-- Given records --
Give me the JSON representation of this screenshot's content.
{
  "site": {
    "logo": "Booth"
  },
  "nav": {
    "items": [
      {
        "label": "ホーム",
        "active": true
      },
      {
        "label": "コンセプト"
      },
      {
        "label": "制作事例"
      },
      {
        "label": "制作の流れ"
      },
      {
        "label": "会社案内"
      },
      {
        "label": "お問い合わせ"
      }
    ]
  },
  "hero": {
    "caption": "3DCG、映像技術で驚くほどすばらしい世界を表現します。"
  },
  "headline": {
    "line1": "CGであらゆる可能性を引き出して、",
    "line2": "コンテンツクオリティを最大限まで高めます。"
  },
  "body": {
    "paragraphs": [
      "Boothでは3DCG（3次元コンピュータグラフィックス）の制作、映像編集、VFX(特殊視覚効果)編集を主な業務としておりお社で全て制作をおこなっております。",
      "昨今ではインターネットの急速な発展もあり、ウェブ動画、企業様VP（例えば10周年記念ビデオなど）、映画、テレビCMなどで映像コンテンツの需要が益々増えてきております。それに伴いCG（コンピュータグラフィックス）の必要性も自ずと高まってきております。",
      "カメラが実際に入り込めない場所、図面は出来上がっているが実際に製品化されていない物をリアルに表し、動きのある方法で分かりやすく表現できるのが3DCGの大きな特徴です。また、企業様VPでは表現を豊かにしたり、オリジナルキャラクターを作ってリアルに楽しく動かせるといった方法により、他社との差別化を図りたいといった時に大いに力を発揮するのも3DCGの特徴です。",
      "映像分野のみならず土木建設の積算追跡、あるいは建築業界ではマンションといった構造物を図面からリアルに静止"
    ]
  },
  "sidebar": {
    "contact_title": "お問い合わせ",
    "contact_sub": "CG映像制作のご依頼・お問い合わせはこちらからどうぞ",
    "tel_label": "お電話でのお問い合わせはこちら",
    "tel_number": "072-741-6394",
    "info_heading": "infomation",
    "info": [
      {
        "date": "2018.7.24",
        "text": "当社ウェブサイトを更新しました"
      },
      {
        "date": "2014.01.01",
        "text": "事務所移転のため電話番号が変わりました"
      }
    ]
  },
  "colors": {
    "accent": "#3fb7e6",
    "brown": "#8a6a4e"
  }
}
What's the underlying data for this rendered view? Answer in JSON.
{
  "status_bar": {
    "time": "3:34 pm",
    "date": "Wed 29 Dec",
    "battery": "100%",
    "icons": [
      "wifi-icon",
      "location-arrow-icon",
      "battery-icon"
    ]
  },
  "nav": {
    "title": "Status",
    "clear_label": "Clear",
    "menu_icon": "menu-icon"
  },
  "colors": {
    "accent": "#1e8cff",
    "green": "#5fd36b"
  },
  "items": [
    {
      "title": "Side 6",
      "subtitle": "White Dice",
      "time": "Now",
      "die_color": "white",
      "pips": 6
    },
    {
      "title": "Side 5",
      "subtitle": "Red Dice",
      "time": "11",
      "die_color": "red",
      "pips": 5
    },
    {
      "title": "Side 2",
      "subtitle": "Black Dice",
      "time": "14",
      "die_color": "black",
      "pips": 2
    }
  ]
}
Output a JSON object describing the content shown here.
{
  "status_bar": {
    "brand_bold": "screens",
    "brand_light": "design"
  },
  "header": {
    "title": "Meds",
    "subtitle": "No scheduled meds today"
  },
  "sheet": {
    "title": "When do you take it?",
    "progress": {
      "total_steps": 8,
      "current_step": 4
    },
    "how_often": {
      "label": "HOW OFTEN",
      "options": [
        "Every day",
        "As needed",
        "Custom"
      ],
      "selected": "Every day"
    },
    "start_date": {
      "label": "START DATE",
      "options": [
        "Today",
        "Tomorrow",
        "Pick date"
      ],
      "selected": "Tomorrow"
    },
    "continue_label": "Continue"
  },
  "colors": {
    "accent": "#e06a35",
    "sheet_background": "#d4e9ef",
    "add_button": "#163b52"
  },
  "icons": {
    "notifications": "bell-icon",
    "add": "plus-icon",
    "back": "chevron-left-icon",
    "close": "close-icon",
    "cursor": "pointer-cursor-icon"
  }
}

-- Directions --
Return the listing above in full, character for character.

-- Exercise result --
Give me the JSON representation of this screenshot's content.
{
  "site": {
    "logo": "Booth"
  },
  "nav": {
    "items": [
      {
        "label": "ホーム",
        "active": true
      },
      {
        "label": "コンセプト"
      },
      {
        "label": "制作事例"
      },
      {
        "label": "制作の流れ"
      },
      {
        "label": "会社案内"
      },
      {
        "label": "お問い合わせ"
      }
    ]
  },
  "hero": {
    "caption": "3DCG、映像技術で驚くほどすばらしい世界を表現します。"
  },
  "headline": {
    "line1": "CGであらゆる可能性を引き出して、",
    "line2": "コンテンツクオリティを最大限まで高めます。"
  },
  "body": {
    "paragraphs": [
      "Boothでは3DCG（3次元コンピュータグラフィックス）の制作、映像編集、VFX(特殊視覚効果)編集を主な業務としておりお社で全て制作をおこなっております。",
      "昨今ではインターネットの急速な発展もあり、ウェブ動画、企業様VP（例えば10周年記念ビデオなど）、映画、テレビCMなどで映像コンテンツの需要が益々増えてきております。それに伴いCG（コンピュータグラフィックス）の必要性も自ずと高まってきております。",
      "カメラが実際に入り込めない場所、図面は出来上がっているが実際に製品化されていない物をリアルに表し、動きのある方法で分かりやすく表現できるのが3DCGの大きな特徴です。また、企業様VPでは表現を豊かにしたり、オリジナルキャラクターを作ってリアルに楽しく動かせるといった方法により、他社との差別化を図りたいといった時に大いに力を発揮するのも3DCGの特徴です。",
      "映像分野のみならず土木建設の積算追跡、あるいは建築業界ではマンションといった構造物を図面からリアルに静止"
    ]
  },
  "sidebar": {
    "contact_title": "お問い合わせ",
    "contact_sub": "CG映像制作のご依頼・お問い合わせはこちらからどうぞ",
    "tel_label": "お電話でのお問い合わせはこちら",
    "tel_number": "072-741-6394",
    "info_heading": "infomation",
    "info": [
      {
        "date": "2018.7.24",
        "text": "当社ウェブサイトを更新しました"
      },
      {
        "date": "2014.01.01",
        "text": "事務所移転のため電話番号が変わりました"
      }
    ]
  },
  "colors": {
    "accent": "#3fb7e6",
    "brown": "#8a6a4e"
  }
}
What's the underlying data for this rendered view? Answer in JSON.
{
  "status_bar": {
    "time": "3:34 pm",
    "date": "Wed 29 Dec",
    "battery": "100%",
    "icons": [
      "wifi-icon",
      "location-arrow-icon",
      "battery-icon"
    ]
  },
  "nav": {
    "title": "Status",
    "clear_label": "Clear",
    "menu_icon": "menu-icon"
  },
  "colors": {
    "accent": "#1e8cff",
    "green": "#5fd36b"
  },
  "items": [
    {
      "title": "Side 6",
      "subtitle": "White Dice",
      "time": "Now",
      "die_color": "white",
      "pips": 6
    },
    {
      "title": "Side 5",
      "subtitle": "Red Dice",
      "time": "11",
      "die_color": "red",
      "pips": 5
    },
    {
      "title": "Side 2",
      "subtitle": "Black Dice",
      "time": "14",
      "die_color": "black",
      "pips": 2
    }
  ]
}
Output a JSON object describing the content shown here.
{
  "status_bar": {
    "brand_bold": "screens",
    "brand_light": "design"
  },
  "header": {
    "title": "Meds",
    "subtitle": "No scheduled meds today"
  },
  "sheet": {
    "title": "When do you take it?",
    "progress": {
      "total_steps": 8,
      "current_step": 4
    },
    "how_often": {
      "label": "HOW OFTEN",
      "options": [
        "Every day",
        "As needed",
        "Custom"
      ],
      "selected": "Every day"
    },
    "start_date": {
      "label": "START DATE",
      "options": [
        "Today",
        "Tomorrow",
        "Pick date"
      ],
      "selected": "Tomorrow"
    },
    "continue_label": "Continue"
  },
  "colors": {
    "accent": "#e06a35",
    "sheet_background": "#d4e9ef",
    "add_button": "#163b52"
  },
  "icons": {
    "notifications": "bell-icon",
    "add": "plus-icon",
    "back": "chevron-left-icon",
    "close": "close-icon",
    "cursor": "pointer-cursor-icon"
  }
}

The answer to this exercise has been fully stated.